Stevie Nicks’ latest tour sees her spend almost an hour telling hilarious and heartfelt stories about some of her greatest hits and unreleased gems.
STEVIE NICKS, THE PRETENDERS
Rod Laver Arena
CHRISSIE Hynde knows her stuff. “Melbourne you’re a music town,” Hynde said at last night’s Rod Laver Arena show where her band The Pretenders ignited the crowd for Stevie Nicks.
Off paper and in real life it turns out the two artists complement each other brilliantly — both iconic rock musicians (and both effortlessly cool) who inject their personality into their songs.
The Pretenders balance classic hits — “Brass in Pocket,” “Don’t Get Me Wrong,” “Message of Love,” “Back on the Chain Gang,” “I’ll Stand By You,” “Middle of the Road,” “Hymn To Her” — with a handful of new tracks to bring the audience up to date with the fact that this isn’t just a nostalgia trip.
Unlike most of these dual bills, where you’re hoping for a duet considering they’re in the same venue on the same night, Hynde and Nicks actually perform a song together.
It’s particularly poignant that they duet on “Stop Draggin’ My Heart Around,” which was originally a duet with Nicks and the late Tom Petty.
Petty looms large over Nicks’ entire set, including a string of photos of the pair on the big screens.
Nicks admits she “grappled” with singing songs she made with Petty so soon after his recent death, but knew her friend wouldn’t want her to change the show.
We already knew Stevie Nicks is a storyteller by her lyrics over the past 40 years, but on this new solo tour she becomes a literal story teller.
The theme is that a very chatty Nicks shares the tales behind most of the songs aired, many from her “gothic trunk of lost songs” on the 24 Karat Gold compilation, featuring tunes that didn’t make it out of the studios for whatever reason, some made with Petty and his band The Heartbreakers.
Some of the stories stretch longer than the tune they’re about — brilliant, rambling, incisive anecdotes filled with humour, near-forensic details and the occasional A-list superstar.

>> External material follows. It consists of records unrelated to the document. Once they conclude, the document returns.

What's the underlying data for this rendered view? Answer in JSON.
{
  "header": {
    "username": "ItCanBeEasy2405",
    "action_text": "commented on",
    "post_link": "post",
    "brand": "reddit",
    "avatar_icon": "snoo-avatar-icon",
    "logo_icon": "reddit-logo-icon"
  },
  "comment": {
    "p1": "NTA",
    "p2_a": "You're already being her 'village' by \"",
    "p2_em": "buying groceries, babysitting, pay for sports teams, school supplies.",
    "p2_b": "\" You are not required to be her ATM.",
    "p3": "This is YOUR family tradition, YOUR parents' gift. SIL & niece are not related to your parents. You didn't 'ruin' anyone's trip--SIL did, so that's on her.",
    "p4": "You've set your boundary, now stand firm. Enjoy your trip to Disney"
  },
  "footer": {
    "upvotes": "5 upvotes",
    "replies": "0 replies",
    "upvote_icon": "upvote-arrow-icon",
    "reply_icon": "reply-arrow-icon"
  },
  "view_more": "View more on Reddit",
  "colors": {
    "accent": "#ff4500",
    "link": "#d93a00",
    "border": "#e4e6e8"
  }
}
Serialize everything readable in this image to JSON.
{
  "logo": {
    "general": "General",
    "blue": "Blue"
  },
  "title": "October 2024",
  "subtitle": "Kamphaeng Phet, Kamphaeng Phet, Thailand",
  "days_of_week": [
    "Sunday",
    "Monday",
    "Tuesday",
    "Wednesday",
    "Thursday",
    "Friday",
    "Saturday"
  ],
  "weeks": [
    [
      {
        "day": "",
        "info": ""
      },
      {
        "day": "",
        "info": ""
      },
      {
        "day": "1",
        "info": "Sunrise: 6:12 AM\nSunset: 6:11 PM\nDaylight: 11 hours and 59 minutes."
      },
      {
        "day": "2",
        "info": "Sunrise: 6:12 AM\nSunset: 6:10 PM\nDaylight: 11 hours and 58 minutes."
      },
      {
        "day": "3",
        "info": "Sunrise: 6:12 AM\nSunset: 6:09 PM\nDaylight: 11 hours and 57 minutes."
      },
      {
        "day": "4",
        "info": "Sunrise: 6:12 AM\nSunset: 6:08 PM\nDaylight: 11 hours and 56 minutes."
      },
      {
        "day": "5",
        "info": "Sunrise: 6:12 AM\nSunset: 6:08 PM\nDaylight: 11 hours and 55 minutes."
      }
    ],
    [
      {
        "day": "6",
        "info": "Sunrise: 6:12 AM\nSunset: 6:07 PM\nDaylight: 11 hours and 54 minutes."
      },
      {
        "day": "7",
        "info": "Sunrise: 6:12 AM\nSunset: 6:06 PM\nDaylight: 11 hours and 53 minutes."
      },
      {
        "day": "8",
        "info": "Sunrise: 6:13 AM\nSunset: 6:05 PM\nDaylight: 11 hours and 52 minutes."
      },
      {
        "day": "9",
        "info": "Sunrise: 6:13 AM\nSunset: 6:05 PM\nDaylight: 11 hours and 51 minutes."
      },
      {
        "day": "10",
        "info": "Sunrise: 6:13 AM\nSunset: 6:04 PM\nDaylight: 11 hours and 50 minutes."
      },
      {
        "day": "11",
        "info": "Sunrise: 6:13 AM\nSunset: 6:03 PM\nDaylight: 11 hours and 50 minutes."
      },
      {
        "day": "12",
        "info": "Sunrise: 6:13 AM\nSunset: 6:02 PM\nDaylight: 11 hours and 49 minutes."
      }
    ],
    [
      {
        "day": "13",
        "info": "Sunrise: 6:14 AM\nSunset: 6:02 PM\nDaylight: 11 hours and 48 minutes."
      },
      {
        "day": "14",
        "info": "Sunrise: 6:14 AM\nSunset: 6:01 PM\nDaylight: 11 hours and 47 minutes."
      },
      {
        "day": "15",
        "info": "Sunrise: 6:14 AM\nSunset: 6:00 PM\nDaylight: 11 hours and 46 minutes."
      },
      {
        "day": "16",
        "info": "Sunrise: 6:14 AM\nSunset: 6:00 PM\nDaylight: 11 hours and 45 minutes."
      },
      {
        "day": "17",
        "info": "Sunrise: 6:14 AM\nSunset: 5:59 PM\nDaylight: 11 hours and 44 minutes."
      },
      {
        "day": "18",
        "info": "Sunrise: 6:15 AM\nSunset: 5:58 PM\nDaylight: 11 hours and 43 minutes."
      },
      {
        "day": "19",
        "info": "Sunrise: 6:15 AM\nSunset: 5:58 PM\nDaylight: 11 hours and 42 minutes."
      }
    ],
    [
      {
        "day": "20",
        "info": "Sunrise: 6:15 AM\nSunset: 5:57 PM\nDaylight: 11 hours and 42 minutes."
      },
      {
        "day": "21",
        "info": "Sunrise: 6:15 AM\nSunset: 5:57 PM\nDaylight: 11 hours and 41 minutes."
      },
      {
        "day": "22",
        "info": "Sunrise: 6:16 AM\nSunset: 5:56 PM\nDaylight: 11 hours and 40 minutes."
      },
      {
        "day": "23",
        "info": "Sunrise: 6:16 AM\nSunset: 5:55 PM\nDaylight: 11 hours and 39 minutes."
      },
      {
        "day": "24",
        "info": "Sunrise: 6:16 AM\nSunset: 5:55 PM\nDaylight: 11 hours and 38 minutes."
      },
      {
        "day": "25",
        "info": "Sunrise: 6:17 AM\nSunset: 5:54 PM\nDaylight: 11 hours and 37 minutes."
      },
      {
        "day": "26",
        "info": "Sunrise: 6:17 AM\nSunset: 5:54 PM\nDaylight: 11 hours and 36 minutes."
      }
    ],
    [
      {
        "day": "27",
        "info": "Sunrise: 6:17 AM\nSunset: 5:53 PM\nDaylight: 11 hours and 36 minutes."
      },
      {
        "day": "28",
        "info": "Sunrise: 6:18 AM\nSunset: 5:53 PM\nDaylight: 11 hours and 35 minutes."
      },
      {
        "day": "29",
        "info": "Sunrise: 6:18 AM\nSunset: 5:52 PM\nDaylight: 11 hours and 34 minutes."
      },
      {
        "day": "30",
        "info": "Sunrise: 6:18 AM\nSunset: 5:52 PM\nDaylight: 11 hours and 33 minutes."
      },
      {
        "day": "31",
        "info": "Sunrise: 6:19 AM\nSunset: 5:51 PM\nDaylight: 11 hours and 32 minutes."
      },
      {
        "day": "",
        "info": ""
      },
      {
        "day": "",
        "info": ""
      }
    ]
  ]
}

It was like hearing her reading from her mythical memoirs, breaking up the chapters with songs.
But there’s *a lot* of talking. Like, almost an hour if you added it all up. Luckily Nicks is hilarious and engaging and her memory is super sharp and it’s nice hearing her talk about creating music and being a songwriter rather than being asked about drugs and ex boyfriends for the umpteenth time.
Nicks details how important her solo career outside Fleetwood Mac has been, but how she made a pact to return to the band whenever they needed her. “You can have it all,” she says of her dual careers.
Arguably this kind of show (which pushed past two and a half hours) might be better in a theatre, but Nicks has the great problem of being way too popular for that.
It’s a different setlist than usual, airing some of those unheard or lesser-known songs (one stretching back to her pre-Mac album with Lindsey Buckingham) which rewards diehard fans — and there’s lots of them.
But not one of the increasing number of young fans discovering Nicks these days.
Side note — a 20-something next to this reviewer stated to her friend “Lindsey Buckingham is the other female singer in Fleetwood Mac” at one point when Nicks mentioned Buckingham. No, that’d be Christine McVie.
For the more casual fan Nicks still detoured through hits of her own (“Stand Back,” “Edge of Seventeen”) and of her other band (“Gypsy,” “Dreams,” “Gold Dust Woman,” “Rhiannon” and “Landslide”).
Prince joined Petty as the night’s most discussed man. You may know the story about how Nicks heard “Little Red Corvette” while driving to her honeymoon and it inspired “Stand Back,” but you haven’t heard it in this much detail. Nicks also talked about giving Prince fashion tips and reworked the dove theme in “Edge of Seventeen” to reference Prince’s “When Doves Cry.”
They don’t make them like Nicks anymore — who else has someone on stage handing her an increasing array of shawls, including a vintage 1981 one that’s lasted longer than the careers of many of her contemporaries.
And who knew watching the second Twilight movie at a private cinema in Melbourne inspired her to relaunch her solo career and the song “Moonlight”? Yes, that Twilight.
And Chrissie Hynde didn’t have to call out any audience members on her pet hate — the modern plague of filming gigs on phones.
Now, for that next Fleetwood Mac tour where Nicks can play “Sara.”
The Pretenders play the Forum tonight, while Stevie Nicks and the Pretenders unite again for A Day on the Green at Rochford Wines tomorrow.
Cameron Adams / Herald Sun / Thursday, November 16, 2017